It makes it harder, perhaps, because I am worried and they are not worried. So, in some cases, my worry makes it very clear that I don’t know what to do: Because I don’t know what to do. They are not worried, and so it makes it seem to them and sometimes to me that they do know what to do. It’s an illusion though. They just know less and so they have a feeling of confidence. I know more. I know more about C and I know more about disordered attachment and that is the reason I am so worried. I know more and I also know what I don’t know. The people around me know less, and they don’t know what they don’t know.

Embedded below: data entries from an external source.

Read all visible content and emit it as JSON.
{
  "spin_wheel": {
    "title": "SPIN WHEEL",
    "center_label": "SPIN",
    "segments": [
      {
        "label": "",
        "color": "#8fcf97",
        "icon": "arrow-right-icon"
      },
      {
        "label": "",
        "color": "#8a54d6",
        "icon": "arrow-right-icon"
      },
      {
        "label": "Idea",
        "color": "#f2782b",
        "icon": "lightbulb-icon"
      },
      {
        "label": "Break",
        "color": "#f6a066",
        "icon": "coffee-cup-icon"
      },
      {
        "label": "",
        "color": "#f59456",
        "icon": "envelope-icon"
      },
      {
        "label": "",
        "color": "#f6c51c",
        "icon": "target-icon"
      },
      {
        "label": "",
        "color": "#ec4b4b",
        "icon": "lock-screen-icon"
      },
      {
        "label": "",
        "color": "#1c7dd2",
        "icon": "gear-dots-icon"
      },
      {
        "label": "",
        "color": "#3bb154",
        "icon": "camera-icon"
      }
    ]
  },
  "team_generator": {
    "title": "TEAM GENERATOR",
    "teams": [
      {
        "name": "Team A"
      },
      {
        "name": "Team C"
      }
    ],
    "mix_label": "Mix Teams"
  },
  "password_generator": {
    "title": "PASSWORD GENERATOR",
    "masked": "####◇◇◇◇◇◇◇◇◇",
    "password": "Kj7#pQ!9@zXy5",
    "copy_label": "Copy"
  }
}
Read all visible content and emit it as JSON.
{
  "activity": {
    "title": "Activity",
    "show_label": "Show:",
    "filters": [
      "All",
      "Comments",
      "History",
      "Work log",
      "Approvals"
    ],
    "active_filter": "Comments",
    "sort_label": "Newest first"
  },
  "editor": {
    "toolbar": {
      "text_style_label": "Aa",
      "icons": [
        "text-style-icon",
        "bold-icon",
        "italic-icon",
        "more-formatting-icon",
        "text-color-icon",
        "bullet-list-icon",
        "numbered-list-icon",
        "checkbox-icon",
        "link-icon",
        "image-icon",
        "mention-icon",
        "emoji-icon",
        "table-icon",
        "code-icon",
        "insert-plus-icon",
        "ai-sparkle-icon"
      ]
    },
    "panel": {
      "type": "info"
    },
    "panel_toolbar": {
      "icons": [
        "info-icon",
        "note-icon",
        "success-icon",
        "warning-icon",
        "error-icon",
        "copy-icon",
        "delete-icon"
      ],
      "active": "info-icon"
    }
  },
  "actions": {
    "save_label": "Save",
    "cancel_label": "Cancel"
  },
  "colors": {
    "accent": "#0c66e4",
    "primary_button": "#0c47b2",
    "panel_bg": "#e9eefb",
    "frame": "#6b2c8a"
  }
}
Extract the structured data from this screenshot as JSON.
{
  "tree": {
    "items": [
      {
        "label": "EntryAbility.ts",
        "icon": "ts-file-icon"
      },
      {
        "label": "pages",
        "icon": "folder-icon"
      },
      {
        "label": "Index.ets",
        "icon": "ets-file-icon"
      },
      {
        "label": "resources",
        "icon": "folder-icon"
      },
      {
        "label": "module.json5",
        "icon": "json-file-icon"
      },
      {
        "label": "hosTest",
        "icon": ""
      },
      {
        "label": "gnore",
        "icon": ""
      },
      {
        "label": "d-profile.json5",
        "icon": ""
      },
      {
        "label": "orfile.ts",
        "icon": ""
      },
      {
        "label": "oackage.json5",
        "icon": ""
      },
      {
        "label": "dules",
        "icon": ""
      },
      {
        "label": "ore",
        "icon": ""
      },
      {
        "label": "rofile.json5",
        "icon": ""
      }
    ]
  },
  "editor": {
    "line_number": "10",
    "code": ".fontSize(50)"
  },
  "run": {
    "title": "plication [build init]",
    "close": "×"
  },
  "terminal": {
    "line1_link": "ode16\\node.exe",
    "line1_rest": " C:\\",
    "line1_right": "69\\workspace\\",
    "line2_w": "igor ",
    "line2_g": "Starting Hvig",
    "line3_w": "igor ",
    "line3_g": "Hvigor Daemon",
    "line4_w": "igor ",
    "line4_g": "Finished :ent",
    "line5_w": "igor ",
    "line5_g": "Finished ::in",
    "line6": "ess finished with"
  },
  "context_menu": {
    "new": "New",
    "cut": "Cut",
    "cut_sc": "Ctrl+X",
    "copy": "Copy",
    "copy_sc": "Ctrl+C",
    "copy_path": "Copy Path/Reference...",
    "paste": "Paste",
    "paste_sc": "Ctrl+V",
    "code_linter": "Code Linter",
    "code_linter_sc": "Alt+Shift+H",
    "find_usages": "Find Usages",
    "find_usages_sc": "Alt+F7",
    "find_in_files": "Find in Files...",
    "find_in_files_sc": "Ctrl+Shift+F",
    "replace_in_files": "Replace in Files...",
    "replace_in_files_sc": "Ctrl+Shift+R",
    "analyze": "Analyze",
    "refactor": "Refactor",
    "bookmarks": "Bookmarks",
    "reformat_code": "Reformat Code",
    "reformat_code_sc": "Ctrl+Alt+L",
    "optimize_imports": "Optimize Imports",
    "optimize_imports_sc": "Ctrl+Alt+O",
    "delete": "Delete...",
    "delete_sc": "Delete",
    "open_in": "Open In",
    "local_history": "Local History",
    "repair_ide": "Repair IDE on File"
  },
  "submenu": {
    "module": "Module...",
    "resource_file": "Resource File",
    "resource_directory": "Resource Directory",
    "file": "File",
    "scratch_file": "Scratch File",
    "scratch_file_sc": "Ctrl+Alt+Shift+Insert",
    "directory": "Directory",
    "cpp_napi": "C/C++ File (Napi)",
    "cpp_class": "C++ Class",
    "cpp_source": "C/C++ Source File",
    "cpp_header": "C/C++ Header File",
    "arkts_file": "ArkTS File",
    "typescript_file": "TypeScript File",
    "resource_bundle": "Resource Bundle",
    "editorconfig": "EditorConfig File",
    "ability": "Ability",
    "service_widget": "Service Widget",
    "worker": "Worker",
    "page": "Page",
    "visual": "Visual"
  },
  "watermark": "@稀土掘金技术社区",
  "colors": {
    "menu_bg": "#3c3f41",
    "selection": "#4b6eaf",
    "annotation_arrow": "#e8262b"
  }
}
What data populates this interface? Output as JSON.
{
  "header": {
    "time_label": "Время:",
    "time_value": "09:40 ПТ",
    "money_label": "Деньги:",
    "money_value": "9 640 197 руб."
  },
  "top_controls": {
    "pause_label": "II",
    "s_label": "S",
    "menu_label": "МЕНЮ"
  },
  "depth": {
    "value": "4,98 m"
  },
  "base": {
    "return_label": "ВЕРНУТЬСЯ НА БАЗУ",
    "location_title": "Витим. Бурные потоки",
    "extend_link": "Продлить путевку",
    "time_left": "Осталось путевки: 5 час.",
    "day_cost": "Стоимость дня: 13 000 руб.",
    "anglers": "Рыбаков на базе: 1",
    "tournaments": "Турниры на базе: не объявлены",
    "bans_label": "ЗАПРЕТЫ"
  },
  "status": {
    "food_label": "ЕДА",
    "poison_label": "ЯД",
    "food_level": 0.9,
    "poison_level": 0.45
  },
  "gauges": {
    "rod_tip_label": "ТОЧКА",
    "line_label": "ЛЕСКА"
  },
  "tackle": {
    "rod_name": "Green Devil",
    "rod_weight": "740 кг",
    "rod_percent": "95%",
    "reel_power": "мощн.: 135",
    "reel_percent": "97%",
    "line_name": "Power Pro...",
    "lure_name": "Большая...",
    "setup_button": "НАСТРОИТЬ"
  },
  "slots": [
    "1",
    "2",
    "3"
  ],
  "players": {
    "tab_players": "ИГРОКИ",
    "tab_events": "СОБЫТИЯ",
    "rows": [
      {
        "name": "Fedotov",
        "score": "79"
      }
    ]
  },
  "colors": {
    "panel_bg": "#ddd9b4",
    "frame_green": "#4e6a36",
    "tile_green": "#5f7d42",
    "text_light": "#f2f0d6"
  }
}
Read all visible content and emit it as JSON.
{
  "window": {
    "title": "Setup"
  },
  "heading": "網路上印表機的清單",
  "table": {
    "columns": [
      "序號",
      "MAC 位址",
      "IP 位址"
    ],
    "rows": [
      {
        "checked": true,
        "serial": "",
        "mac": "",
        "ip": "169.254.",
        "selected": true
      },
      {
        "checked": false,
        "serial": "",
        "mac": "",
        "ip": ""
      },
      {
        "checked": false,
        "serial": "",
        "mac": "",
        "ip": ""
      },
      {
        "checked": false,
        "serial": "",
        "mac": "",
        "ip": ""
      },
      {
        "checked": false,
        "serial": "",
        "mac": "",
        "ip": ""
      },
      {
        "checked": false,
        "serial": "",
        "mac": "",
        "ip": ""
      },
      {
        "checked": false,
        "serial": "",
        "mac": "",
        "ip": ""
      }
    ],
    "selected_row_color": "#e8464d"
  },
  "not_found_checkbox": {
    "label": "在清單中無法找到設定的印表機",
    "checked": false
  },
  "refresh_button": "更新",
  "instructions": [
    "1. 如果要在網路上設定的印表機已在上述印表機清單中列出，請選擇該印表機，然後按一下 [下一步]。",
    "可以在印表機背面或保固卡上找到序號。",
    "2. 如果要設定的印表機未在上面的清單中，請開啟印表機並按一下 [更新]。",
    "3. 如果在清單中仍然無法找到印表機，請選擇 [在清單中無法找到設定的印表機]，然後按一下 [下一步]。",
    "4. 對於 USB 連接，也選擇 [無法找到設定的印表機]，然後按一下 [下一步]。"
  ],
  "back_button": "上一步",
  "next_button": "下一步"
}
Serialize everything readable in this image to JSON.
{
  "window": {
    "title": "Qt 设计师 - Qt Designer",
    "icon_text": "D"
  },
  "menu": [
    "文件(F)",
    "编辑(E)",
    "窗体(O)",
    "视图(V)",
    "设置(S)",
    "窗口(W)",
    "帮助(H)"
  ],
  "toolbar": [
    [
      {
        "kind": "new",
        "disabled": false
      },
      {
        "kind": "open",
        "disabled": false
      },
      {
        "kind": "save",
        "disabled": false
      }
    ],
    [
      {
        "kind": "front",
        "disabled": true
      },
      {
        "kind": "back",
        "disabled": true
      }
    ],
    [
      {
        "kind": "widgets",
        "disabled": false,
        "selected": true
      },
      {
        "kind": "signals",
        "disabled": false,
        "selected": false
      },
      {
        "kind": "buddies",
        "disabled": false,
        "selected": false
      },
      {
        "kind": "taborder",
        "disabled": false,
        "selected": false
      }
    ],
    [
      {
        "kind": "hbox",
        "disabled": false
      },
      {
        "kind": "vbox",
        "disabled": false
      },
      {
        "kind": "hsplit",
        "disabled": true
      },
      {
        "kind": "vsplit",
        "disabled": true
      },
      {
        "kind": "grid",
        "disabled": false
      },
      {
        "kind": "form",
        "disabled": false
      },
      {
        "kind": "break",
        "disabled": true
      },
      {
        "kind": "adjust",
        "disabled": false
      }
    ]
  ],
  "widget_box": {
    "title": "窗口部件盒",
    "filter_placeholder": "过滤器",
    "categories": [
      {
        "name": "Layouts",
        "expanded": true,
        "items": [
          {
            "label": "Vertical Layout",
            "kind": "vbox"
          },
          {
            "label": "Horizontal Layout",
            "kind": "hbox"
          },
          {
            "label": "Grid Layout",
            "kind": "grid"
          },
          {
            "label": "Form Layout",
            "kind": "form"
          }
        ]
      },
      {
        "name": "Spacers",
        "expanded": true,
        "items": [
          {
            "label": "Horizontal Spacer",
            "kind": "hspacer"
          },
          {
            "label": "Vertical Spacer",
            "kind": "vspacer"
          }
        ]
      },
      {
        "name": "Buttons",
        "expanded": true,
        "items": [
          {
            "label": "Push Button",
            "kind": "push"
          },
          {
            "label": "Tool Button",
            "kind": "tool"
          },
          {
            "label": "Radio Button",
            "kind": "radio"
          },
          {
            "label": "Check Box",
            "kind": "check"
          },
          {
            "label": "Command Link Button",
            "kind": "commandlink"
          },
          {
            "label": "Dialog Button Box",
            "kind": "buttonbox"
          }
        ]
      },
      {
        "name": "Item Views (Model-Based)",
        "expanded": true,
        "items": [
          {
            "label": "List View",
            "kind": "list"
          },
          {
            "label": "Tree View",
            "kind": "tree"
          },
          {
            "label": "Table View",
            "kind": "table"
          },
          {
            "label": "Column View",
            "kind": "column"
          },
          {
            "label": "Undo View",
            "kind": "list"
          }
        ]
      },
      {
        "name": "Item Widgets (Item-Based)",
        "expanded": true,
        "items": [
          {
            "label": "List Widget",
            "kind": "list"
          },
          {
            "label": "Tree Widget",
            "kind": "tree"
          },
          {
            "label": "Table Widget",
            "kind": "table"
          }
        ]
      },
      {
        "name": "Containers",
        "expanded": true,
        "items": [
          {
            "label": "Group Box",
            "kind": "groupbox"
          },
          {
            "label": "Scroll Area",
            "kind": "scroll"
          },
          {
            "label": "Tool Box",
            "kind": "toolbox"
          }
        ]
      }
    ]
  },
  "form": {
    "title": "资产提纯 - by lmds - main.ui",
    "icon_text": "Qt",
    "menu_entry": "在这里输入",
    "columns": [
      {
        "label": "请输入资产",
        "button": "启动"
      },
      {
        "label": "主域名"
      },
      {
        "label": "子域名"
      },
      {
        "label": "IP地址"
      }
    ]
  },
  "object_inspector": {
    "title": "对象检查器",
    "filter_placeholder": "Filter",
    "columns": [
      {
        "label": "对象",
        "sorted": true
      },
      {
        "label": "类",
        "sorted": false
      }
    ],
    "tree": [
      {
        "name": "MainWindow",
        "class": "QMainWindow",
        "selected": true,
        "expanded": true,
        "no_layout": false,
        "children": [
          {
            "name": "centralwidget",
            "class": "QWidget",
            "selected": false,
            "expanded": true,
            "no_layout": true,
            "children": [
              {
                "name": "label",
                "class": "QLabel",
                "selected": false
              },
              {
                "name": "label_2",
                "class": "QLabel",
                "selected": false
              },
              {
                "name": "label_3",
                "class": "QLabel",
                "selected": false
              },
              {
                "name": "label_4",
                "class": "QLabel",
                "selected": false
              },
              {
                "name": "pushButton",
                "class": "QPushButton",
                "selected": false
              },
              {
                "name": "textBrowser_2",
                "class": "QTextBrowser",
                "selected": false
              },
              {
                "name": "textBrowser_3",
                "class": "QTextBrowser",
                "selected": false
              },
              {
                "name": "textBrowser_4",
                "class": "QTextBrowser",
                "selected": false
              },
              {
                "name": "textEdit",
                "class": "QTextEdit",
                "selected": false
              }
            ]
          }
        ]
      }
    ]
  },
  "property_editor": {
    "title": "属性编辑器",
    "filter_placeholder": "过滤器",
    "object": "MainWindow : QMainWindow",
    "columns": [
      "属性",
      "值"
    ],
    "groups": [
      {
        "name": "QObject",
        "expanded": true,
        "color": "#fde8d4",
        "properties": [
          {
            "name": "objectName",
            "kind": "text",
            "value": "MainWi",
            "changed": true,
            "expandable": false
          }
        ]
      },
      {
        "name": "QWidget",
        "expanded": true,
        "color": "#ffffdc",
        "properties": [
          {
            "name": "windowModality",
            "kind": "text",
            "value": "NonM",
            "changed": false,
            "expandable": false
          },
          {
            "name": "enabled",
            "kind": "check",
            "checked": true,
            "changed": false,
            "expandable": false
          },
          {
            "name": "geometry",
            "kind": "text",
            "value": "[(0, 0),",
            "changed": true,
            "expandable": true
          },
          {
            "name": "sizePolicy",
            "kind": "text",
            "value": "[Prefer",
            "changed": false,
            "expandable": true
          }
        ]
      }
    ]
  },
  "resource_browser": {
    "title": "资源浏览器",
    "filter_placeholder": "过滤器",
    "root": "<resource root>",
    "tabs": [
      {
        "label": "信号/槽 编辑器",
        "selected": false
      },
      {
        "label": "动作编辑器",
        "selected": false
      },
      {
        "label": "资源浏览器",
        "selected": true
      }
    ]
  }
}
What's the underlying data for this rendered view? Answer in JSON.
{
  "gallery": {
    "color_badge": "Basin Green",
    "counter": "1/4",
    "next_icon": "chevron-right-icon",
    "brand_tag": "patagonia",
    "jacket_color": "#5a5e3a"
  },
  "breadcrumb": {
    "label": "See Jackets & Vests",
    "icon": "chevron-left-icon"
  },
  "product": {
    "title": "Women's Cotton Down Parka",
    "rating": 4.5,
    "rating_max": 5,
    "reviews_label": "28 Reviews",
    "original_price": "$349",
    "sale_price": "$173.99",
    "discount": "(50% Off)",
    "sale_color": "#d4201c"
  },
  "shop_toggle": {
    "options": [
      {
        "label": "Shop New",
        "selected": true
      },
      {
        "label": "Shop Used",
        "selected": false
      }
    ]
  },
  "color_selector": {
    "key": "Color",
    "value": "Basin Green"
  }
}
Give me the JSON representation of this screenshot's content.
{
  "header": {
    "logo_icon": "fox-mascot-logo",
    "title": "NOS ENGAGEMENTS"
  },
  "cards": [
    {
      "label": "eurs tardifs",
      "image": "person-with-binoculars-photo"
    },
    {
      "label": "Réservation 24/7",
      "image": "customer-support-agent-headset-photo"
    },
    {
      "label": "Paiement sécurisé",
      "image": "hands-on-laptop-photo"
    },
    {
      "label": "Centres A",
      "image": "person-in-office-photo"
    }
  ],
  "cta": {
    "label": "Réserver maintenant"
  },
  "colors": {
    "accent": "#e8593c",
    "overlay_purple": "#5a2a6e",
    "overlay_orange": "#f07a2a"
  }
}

If I think I shouldn’t call her to my house for an overnight stay because it will be too intense for her, I am probably right. Invisible people in my head imagine this is not a big deal and that she is not as fragile as I think she is, but they are wrong. Invisible people in my head also think that because she cannot cope with her grief and trauma that gets triggered when she feels close to me, she does not care for me or she is not grateful, but that is also not true. She is grateful and she does care. That is part of what she cannot cope with.
She pushed me away, emotionally, at the moment of our parting, because she does care and she is grateful and she cannot cope with her shame about needing to be taken care of and she cannot cope with her feelings of vulnerability at worrying what will happen to me when I get out of eyesight and she cannot make sure I am safe anymore. If you don’t know what disordered attachment is like, you won’t know that. And most people don’t. Most people have absolutely no idea about it. I have a vague idea, but most people have no idea whatsoever.
More later. Time for school.